It’s interesting to note that The Woman is technically a sequel to Offspring, yet it hews much closer to another classic Ketchum novel-turned-film, The Girl Next Door. Both films feature a woman chained up in a basement, subjected to some rather unpleasant torture and sex and the hands of supposedly “civilized” people. Unlike The Girl Next Door, though, McIntosh’s character isn’t entirely innocent (she’s killed people, practiced cannibalism, and kidnapped babies, after all). This is an interesting new wrinkle in that it makes it hard to root for anyone in The Woman – especially if you’re familiar with the character from the previous stories.
Of course, the film doesn’t always work – there’s a last act reveal that comes from out of left field and doesn’t work in the way Ketchum and McKee hoped, and while McIntosh is absolutely brilliant as the title character, the film’s other women seem lesser in comparison. Perhaps this is because McIntosh is so good as the feral monster, but for whatever reason, the rest of the female characters feel at least a little flat.
Those are the only major negatives one can level at The Woman, though – well, that and the fact that it’s a fairly brutal and unpleasant film guaranteed to upset those with delicate sensibilities. McKee and Ketchum collaborating seems like a match made in Hell – the two men complement each other in ways I didn’t expect going in, but I want more of it now that I’ve seen how their work fits together. Neither talent is interested in making safe or predictable genre fare. These are two men who want to make horror films that hit the audience in uncomfortable places – which is something this field needs desperately.
Horror on the Horizon
There’s only one major theatrical horror release in the coming weeks, but it’s a doozy – the highly anticipated Cabin in the Woods. The Drew Goddard/Joss Whedon production was supposed to be out ages ago, but after numerous delays, audiences can finally experience what critics are hailing as one of those most impressive genre films to emerge in quite some time when it rolls into theaters on Friday, April 13th.
Not much to report on the DVD/Blu-ray front in the coming weeks, either. April 9th sees the Blu-ray debut of Lamberto Bava’s Demons 2, the slightly less awesome sequel to his classic spaghetti gore-fest Demons.

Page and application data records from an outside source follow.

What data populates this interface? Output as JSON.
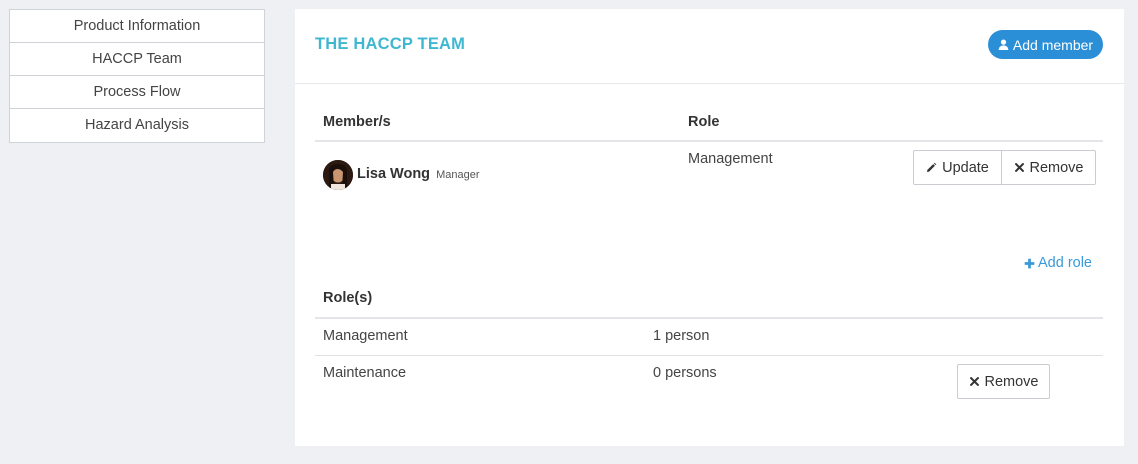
{
  "sidebar": {
    "items": [
      {
        "label": "Product Information"
      },
      {
        "label": "HACCP Team"
      },
      {
        "label": "Process Flow"
      },
      {
        "label": "Hazard Analysis"
      }
    ]
  },
  "panel": {
    "title": "THE HACCP TEAM",
    "add_member_label": "Add member"
  },
  "members": {
    "headers": {
      "member": "Member/s",
      "role": "Role"
    },
    "rows": [
      {
        "name": "Lisa Wong",
        "subtitle": "Manager",
        "role": "Management",
        "update_label": "Update",
        "remove_label": "Remove"
      }
    ]
  },
  "roles": {
    "add_role_label": "Add role",
    "header": "Role(s)",
    "rows": [
      {
        "name": "Management",
        "count": "1 person"
      },
      {
        "name": "Maintenance",
        "count": "0 persons",
        "remove_label": "Remove"
      }
    ]
  },
  "colors": {
    "accent": "#3fb7d1",
    "primary_button": "#2b8fd8",
    "link": "#3a9ad9",
    "background": "#eef0f4"
  },
  "icons": {
    "add_member": "user-icon",
    "update": "pencil-icon",
    "remove": "close-icon",
    "add_role": "plus-icon"
  }
}
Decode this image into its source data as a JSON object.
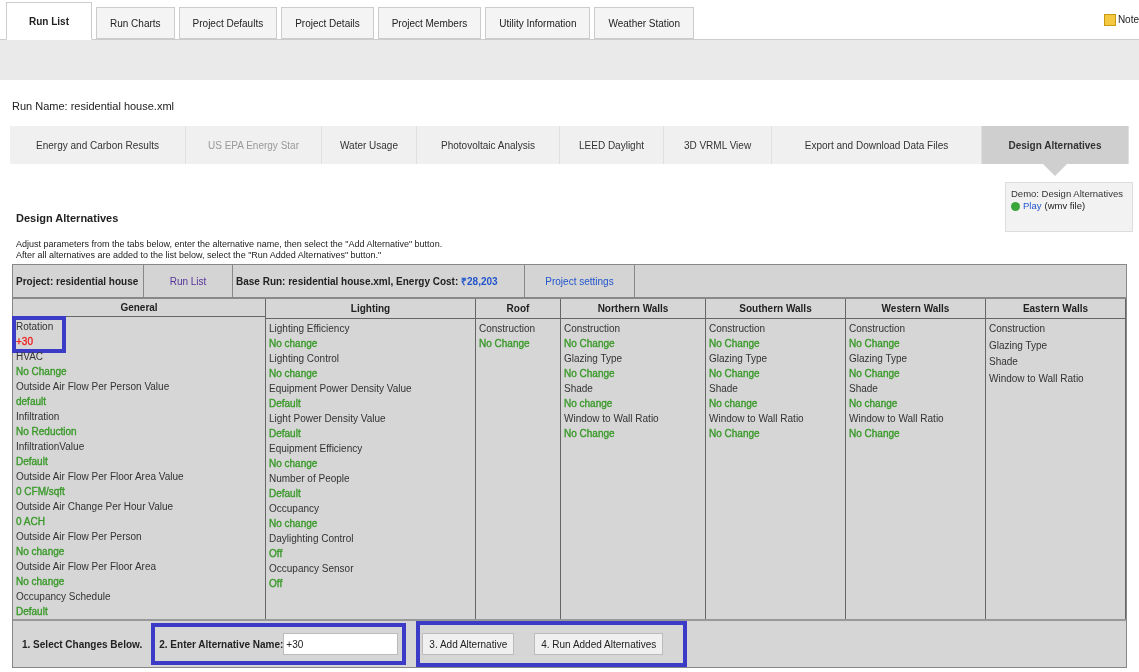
{
  "top_tabs": [
    {
      "label": "Run List",
      "selected": true
    },
    {
      "label": "Run Charts",
      "selected": false
    },
    {
      "label": "Project Defaults",
      "selected": false
    },
    {
      "label": "Project Details",
      "selected": false
    },
    {
      "label": "Project Members",
      "selected": false
    },
    {
      "label": "Utility Information",
      "selected": false
    },
    {
      "label": "Weather Station",
      "selected": false
    }
  ],
  "notes_link": "Note",
  "run_name": "Run Name: residential house.xml",
  "sub_tabs": [
    {
      "label": "Energy and Carbon Results",
      "selected": false,
      "disabled": false
    },
    {
      "label": "US EPA Energy Star",
      "selected": false,
      "disabled": true
    },
    {
      "label": "Water Usage",
      "selected": false,
      "disabled": false
    },
    {
      "label": "Photovoltaic Analysis",
      "selected": false,
      "disabled": false
    },
    {
      "label": "LEED Daylight",
      "selected": false,
      "disabled": false
    },
    {
      "label": "3D VRML View",
      "selected": false,
      "disabled": false
    },
    {
      "label": "Export and Download Data Files",
      "selected": false,
      "disabled": false
    },
    {
      "label": "Design Alternatives",
      "selected": true,
      "disabled": false
    }
  ],
  "section_title": "Design Alternatives",
  "instructions": [
    "Adjust parameters from the tabs below, enter the alternative name, then select the \"Add Alternative\" button.",
    "After all alternatives are added to the list below, select the \"Run Added Alternatives\" button.\""
  ],
  "demo": {
    "title": "Demo: Design Alternatives",
    "link": "Play",
    "note": "(wmv file)"
  },
  "project_bar": {
    "project": "Project: residential house",
    "run_list": "Run List",
    "base_run": "Base Run: residential house.xml, Energy Cost: ",
    "cost": "₹28,203",
    "settings": "Project settings"
  },
  "columns": [
    {
      "heading": "General",
      "items": [
        {
          "label": "Rotation",
          "value": "+30",
          "color": "#ee2222",
          "highlighted": true
        },
        {
          "label": "HVAC",
          "value": "No Change",
          "color": "#3a9a2a",
          "highlighted": false
        },
        {
          "label": "Outside Air Flow Per Person Value",
          "value": "default",
          "color": "#3a9a2a",
          "highlighted": false
        },
        {
          "label": "Infiltration",
          "value": "No Reduction",
          "color": "#3a9a2a",
          "highlighted": false
        },
        {
          "label": "InfiltrationValue",
          "value": "Default",
          "color": "#3a9a2a",
          "highlighted": false
        },
        {
          "label": "Outside Air Flow Per Floor Area Value",
          "value": "0 CFM/sqft",
          "color": "#3a9a2a",
          "highlighted": false
        },
        {
          "label": "Outside Air Change Per Hour Value",
          "value": "0 ACH",
          "color": "#3a9a2a",
          "highlighted": false
        },
        {
          "label": "Outside Air Flow Per Person",
          "value": "No change",
          "color": "#3a9a2a",
          "highlighted": false
        },
        {
          "label": "Outside Air Flow Per Floor Area",
          "value": "No change",
          "color": "#3a9a2a",
          "highlighted": false
        },
        {
          "label": "Occupancy Schedule",
          "value": "Default",
          "color": "#3a9a2a",
          "highlighted": false
        }
      ]
    },
    {
      "heading": "Lighting",
      "items": [
        {
          "label": "Lighting Efficiency",
          "value": "No change",
          "color": "#3a9a2a",
          "highlighted": false
        },
        {
          "label": "Lighting Control",
          "value": "No change",
          "color": "#3a9a2a",
          "highlighted": false
        },
        {
          "label": "Equipment Power Density Value",
          "value": "Default",
          "color": "#3a9a2a",
          "highlighted": false
        },
        {
          "label": "Light Power Density Value",
          "value": "Default",
          "color": "#3a9a2a",
          "highlighted": false
        },
        {
          "label": "Equipment Efficiency",
          "value": "No change",
          "color": "#3a9a2a",
          "highlighted": false
        },
        {
          "label": "Number of People",
          "value": "Default",
          "color": "#3a9a2a",
          "highlighted": false
        },
        {
          "label": "Occupancy",
          "value": "No change",
          "color": "#3a9a2a",
          "highlighted": false
        },
        {
          "label": "Daylighting Control",
          "value": "Off",
          "color": "#3a9a2a",
          "highlighted": false
        },
        {
          "label": "Occupancy Sensor",
          "value": "Off",
          "color": "#3a9a2a",
          "highlighted": false
        }
      ]
    },
    {
      "heading": "Roof",
      "items": [
        {
          "label": "Construction",
          "value": "No Change",
          "color": "#3a9a2a",
          "highlighted": false
        }
      ]
    },
    {
      "heading": "Northern Walls",
      "items": [
        {
          "label": "Construction",
          "value": "No Change",
          "color": "#3a9a2a",
          "highlighted": false
        },
        {
          "label": "Glazing Type",
          "value": "No Change",
          "color": "#3a9a2a",
          "highlighted": false
        },
        {
          "label": "Shade",
          "value": "No change",
          "color": "#3a9a2a",
          "highlighted": false
        },
        {
          "label": "Window to Wall Ratio",
          "value": "No Change",
          "color": "#3a9a2a",
          "highlighted": false
        }
      ]
    },
    {
      "heading": "Southern Walls",
      "items": [
        {
          "label": "Construction",
          "value": "No Change",
          "color": "#3a9a2a",
          "highlighted": false
        },
        {
          "label": "Glazing Type",
          "value": "No Change",
          "color": "#3a9a2a",
          "highlighted": false
        },
        {
          "label": "Shade",
          "value": "No change",
          "color": "#3a9a2a",
          "highlighted": false
        },
        {
          "label": "Window to Wall Ratio",
          "value": "No Change",
          "color": "#3a9a2a",
          "highlighted": false
        }
      ]
    },
    {
      "heading": "Western Walls",
      "items": [
        {
          "label": "Construction",
          "value": "No Change",
          "color": "#3a9a2a",
          "highlighted": false
        },
        {
          "label": "Glazing Type",
          "value": "No Change",
          "color": "#3a9a2a",
          "highlighted": false
        },
        {
          "label": "Shade",
          "value": "No change",
          "color": "#3a9a2a",
          "highlighted": false
        },
        {
          "label": "Window to Wall Ratio",
          "value": "No Change",
          "color": "#3a9a2a",
          "highlighted": false
        }
      ]
    },
    {
      "heading": "Eastern Walls",
      "items": [
        {
          "label": "Construction",
          "highlighted": false
        },
        {
          "label": "Glazing Type",
          "highlighted": false
        },
        {
          "label": "Shade",
          "highlighted": false
        },
        {
          "label": "Window to Wall Ratio",
          "highlighted": false
        }
      ]
    }
  ],
  "bottom": {
    "step1": "1. Select Changes Below.",
    "name_label": "2. Enter Alternative Name:",
    "name_value": "+30",
    "name_highlighted": true,
    "buttons": [
      "3. Add Alternative",
      "4. Run Added Alternatives"
    ],
    "buttons_highlighted": true
  }
}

April 16th features a PAL release of William Lustig’s classic Maniac Cop, while the 17th sees the arrival of Xavier Gens’ The Divide – which didn’t exactly earn rave reviews, but does feature Michael Biehn. We’re always down for films with Biehn in leading roles.